## WHAT NEEDS TO BE DONE
Print the data verbatim. Leave every image out.

## RECORD EXCERPTS
● ● ● ● ● ● ●

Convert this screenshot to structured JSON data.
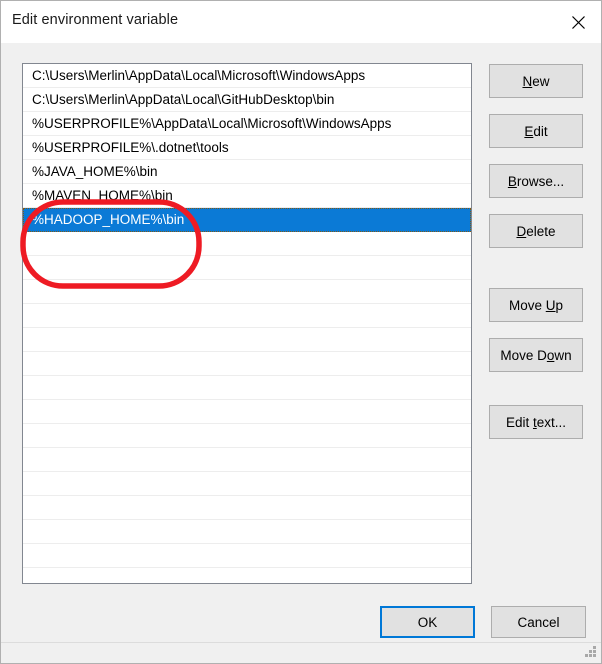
{
  "window": {
    "title": "Edit environment variable",
    "close_icon": "close-icon"
  },
  "list": {
    "items": [
      {
        "value": "C:\\Users\\Merlin\\AppData\\Local\\Microsoft\\WindowsApps",
        "selected": false
      },
      {
        "value": "C:\\Users\\Merlin\\AppData\\Local\\GitHubDesktop\\bin",
        "selected": false
      },
      {
        "value": "%USERPROFILE%\\AppData\\Local\\Microsoft\\WindowsApps",
        "selected": false
      },
      {
        "value": "%USERPROFILE%\\.dotnet\\tools",
        "selected": false
      },
      {
        "value": "%JAVA_HOME%\\bin",
        "selected": false
      },
      {
        "value": "%MAVEN_HOME%\\bin",
        "selected": false
      },
      {
        "value": "%HADOOP_HOME%\\bin",
        "selected": true
      }
    ],
    "empty_row_count": 14,
    "selection_color": "#0b7ad6"
  },
  "side_buttons": [
    {
      "label": "New",
      "accel": "N",
      "name": "new-button"
    },
    {
      "label": "Edit",
      "accel": "E",
      "name": "edit-button"
    },
    {
      "label": "Browse...",
      "accel": "B",
      "name": "browse-button"
    },
    {
      "label": "Delete",
      "accel": "D",
      "name": "delete-button"
    },
    {
      "label": "Move Up",
      "accel": "U",
      "name": "move-up-button"
    },
    {
      "label": "Move Down",
      "accel": "o",
      "name": "move-down-button"
    },
    {
      "label": "Edit text...",
      "accel": "t",
      "name": "edit-text-button"
    }
  ],
  "bottom_buttons": {
    "ok": "OK",
    "cancel": "Cancel"
  },
  "annotation": {
    "shape": "rounded-rectangle-highlight",
    "color": "#ee1b24",
    "stroke_width": 5,
    "highlights": [
      "%JAVA_HOME%\\bin",
      "%MAVEN_HOME%\\bin",
      "%HADOOP_HOME%\\bin"
    ]
  }
}
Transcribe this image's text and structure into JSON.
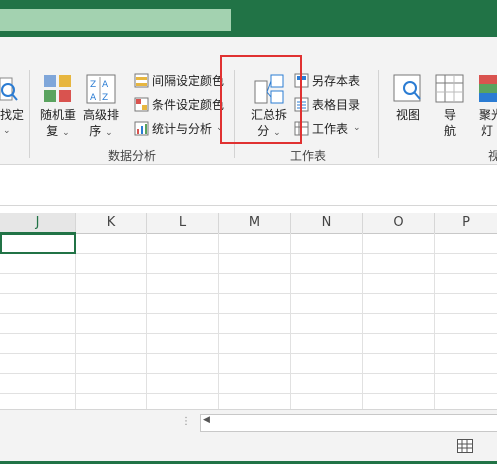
{
  "ribbon": {
    "left_cut_label_1": "找定",
    "random_button": {
      "line1": "随机重",
      "line2": "复"
    },
    "sort_button": {
      "line1": "高级排",
      "line2": "序"
    },
    "interval_color": "间隔设定颜色",
    "condition_color": "条件设定颜色",
    "stats_analysis": "统计与分析",
    "group_data_analysis": "数据分析",
    "summary_split": {
      "line1": "汇总拆",
      "line2": "分"
    },
    "save_as_table": "另存本表",
    "table_directory": "表格目录",
    "worksheet": "工作表",
    "group_worksheet": "工作表",
    "view_button": "视图",
    "nav_button": {
      "line1": "导",
      "line2": "航"
    },
    "spotlight_button": {
      "line1": "聚光",
      "line2": "灯"
    },
    "group_cut_label": "视"
  },
  "grid": {
    "columns": [
      "J",
      "K",
      "L",
      "M",
      "N",
      "O",
      "P"
    ],
    "selected_cell": "J1"
  },
  "colors": {
    "brand": "#217346",
    "highlight_box": "#e03131"
  }
}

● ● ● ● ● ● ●

## OUTPUT
Convert this screenshot to structured JSON data.
{
  "window": {
    "title": "Edit environment variable",
    "close_icon": "close-icon"
  },
  "list": {
    "items": [
      {
        "value": "C:\\Users\\Merlin\\AppData\\Local\\Microsoft\\WindowsApps",
        "selected": false
      },
      {
        "value": "C:\\Users\\Merlin\\AppData\\Local\\GitHubDesktop\\bin",
        "selected": false
      },
      {
        "value": "%USERPROFILE%\\AppData\\Local\\Microsoft\\WindowsApps",
        "selected": false
      },
      {
        "value": "%USERPROFILE%\\.dotnet\\tools",
        "selected": false
      },
      {
        "value": "%JAVA_HOME%\\bin",
        "selected": false
      },
      {
        "value": "%MAVEN_HOME%\\bin",
        "selected": false
      },
      {
        "value": "%HADOOP_HOME%\\bin",
        "selected": true
      }
    ],
    "empty_row_count": 14,
    "selection_color": "#0b7ad6"
  },
  "side_buttons": [
    {
      "label": "New",
      "accel": "N",
      "name": "new-button"
    },
    {
      "label": "Edit",
      "accel": "E",
      "name": "edit-button"
    },
    {
      "label": "Browse...",
      "accel": "B",
      "name": "browse-button"
    },
    {
      "label": "Delete",
      "accel": "D",
      "name": "delete-button"
    },
    {
      "label": "Move Up",
      "accel": "U",
      "name": "move-up-button"
    },
    {
      "label": "Move Down",
      "accel": "o",
      "name": "move-down-button"
    },
    {
      "label": "Edit text...",
      "accel": "t",
      "name": "edit-text-button"
    }
  ],
  "bottom_buttons": {
    "ok": "OK",
    "cancel": "Cancel"
  },
  "annotation": {
    "shape": "rounded-rectangle-highlight",
    "color": "#ee1b24",
    "stroke_width": 5,
    "highlights": [
      "%JAVA_HOME%\\bin",
      "%MAVEN_HOME%\\bin",
      "%HADOOP_HOME%\\bin"
    ]
  }
}
Transcribe this image's text and structure into JSON.
{
  "ribbon": {
    "left_cut_label_1": "找定",
    "random_button": {
      "line1": "随机重",
      "line2": "复"
    },
    "sort_button": {
      "line1": "高级排",
      "line2": "序"
    },
    "interval_color": "间隔设定颜色",
    "condition_color": "条件设定颜色",
    "stats_analysis": "统计与分析",
    "group_data_analysis": "数据分析",
    "summary_split": {
      "line1": "汇总拆",
      "line2": "分"
    },
    "save_as_table": "另存本表",
    "table_directory": "表格目录",
    "worksheet": "工作表",
    "group_worksheet": "工作表",
    "view_button": "视图",
    "nav_button": {
      "line1": "导",
      "line2": "航"
    },
    "spotlight_button": {
      "line1": "聚光",
      "line2": "灯"
    },
    "group_cut_label": "视"
  },
  "grid": {
    "columns": [
      "J",
      "K",
      "L",
      "M",
      "N",
      "O",
      "P"
    ],
    "selected_cell": "J1"
  },
  "colors": {
    "brand": "#217346",
    "highlight_box": "#e03131"
  }
}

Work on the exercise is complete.